Of the literally 100+ people who passed the pair, only a few decided to not turn away from the conflict. If just 15 people had turned and looked, the situation would have likely de-escalated. Instead, it went on until the police had to stop the scene. What the shopkeeper and I took part in is what is called bystander intervention. We found a way to be present and intervene that did not compromise our safety and let other know what we were witnessing was a problem. Admittedly, this will not end the cycle of violence; once the couple is behind closed doors, new challenges will likely emerge. However, imagine if we had communities where acknowledging problems collectively created more safe spaces? Instead, we often act as if it is “none of our business.”
The solution doesn't just lie in “standing watch,” but also in training our officers and community members to deal with issues of intimate partner violence and cycles of abuse. Incarceration does not stop violence nor does telling someone, “don’t come around here again.” We have to develop systematic responses that provide tools for people to find help for themselves. As the officers talked to the young man, he was calm, respectful, repeated several times he was in college and listened intently. Imagine if they referred him to Connect NYC or other resources for ending violence in our community? Imagine if she was a part of Girl/Friends and understood gender violence as violence and how to help stop the cycle. Imagine if the young man was challenged on his definition of being a man and why he thought hitting women demonstrated his manhood? Instead, the situation was diffused but no seeds were planted.
Violence, in all forms, is difficult to deal with, but our greatest tool in the face of violence is action. If community members can muster enough courage to not turn our backs, we can be standing there to provide help when our brothers and sisters need it. There are no perfect or easy answers, but that does not mean we should not try or should think of ending violence as hopeless. We cannot ever turn away.
Dr. R. L'Heureux Lewis-McCoy is an Assistant Professor of Sociology and Black Studies at the City College of New York.

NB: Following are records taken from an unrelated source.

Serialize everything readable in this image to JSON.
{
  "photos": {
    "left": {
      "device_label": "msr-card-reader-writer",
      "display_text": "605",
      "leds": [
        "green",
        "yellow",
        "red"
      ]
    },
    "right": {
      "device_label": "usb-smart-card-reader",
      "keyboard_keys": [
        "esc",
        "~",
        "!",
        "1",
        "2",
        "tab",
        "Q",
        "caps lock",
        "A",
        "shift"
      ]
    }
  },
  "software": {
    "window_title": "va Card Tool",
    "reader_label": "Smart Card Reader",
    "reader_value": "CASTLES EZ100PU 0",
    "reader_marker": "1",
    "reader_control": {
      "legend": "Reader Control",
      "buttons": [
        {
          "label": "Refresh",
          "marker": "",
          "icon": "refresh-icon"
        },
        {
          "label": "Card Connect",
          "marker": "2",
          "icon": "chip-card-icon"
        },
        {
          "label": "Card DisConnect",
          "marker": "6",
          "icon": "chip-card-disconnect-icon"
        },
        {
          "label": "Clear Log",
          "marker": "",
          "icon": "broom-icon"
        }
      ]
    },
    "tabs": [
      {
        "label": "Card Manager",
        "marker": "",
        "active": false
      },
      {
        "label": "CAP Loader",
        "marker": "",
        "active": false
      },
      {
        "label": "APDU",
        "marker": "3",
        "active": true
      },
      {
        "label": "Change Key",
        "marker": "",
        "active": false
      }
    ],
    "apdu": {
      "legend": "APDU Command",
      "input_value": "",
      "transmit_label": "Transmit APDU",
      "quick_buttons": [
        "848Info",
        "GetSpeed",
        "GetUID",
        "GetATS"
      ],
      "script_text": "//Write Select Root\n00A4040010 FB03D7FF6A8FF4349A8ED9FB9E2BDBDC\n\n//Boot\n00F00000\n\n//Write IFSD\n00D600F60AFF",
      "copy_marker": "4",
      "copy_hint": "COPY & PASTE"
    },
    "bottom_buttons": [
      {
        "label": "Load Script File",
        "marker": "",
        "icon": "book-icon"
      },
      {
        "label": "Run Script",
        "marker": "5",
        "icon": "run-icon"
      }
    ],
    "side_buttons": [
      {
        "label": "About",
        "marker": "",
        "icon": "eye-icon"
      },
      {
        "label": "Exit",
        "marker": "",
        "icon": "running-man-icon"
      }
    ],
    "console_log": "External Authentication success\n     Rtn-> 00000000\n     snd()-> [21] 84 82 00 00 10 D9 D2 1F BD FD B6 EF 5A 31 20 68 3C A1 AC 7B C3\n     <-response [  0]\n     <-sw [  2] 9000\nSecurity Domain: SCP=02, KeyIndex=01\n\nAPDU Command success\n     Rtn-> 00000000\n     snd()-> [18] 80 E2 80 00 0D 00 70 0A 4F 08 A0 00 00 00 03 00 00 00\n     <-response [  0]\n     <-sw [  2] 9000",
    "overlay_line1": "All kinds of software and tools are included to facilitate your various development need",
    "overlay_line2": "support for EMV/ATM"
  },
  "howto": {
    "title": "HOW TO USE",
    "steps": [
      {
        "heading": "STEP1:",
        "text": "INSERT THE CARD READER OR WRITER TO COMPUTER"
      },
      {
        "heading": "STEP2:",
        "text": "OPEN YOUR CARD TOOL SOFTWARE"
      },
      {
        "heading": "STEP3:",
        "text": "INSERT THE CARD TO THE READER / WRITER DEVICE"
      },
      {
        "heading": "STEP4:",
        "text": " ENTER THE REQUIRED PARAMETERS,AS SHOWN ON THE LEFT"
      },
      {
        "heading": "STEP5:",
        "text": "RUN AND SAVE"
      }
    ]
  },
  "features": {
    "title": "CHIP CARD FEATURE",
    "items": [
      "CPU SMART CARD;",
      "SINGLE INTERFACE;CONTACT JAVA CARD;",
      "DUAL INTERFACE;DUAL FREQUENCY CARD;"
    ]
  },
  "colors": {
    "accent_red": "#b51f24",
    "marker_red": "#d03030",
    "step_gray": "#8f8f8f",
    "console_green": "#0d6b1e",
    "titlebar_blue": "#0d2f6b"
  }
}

His work concentrates on race, education and gender. You can follow him on Twitter at @dumilewis or visit his offical website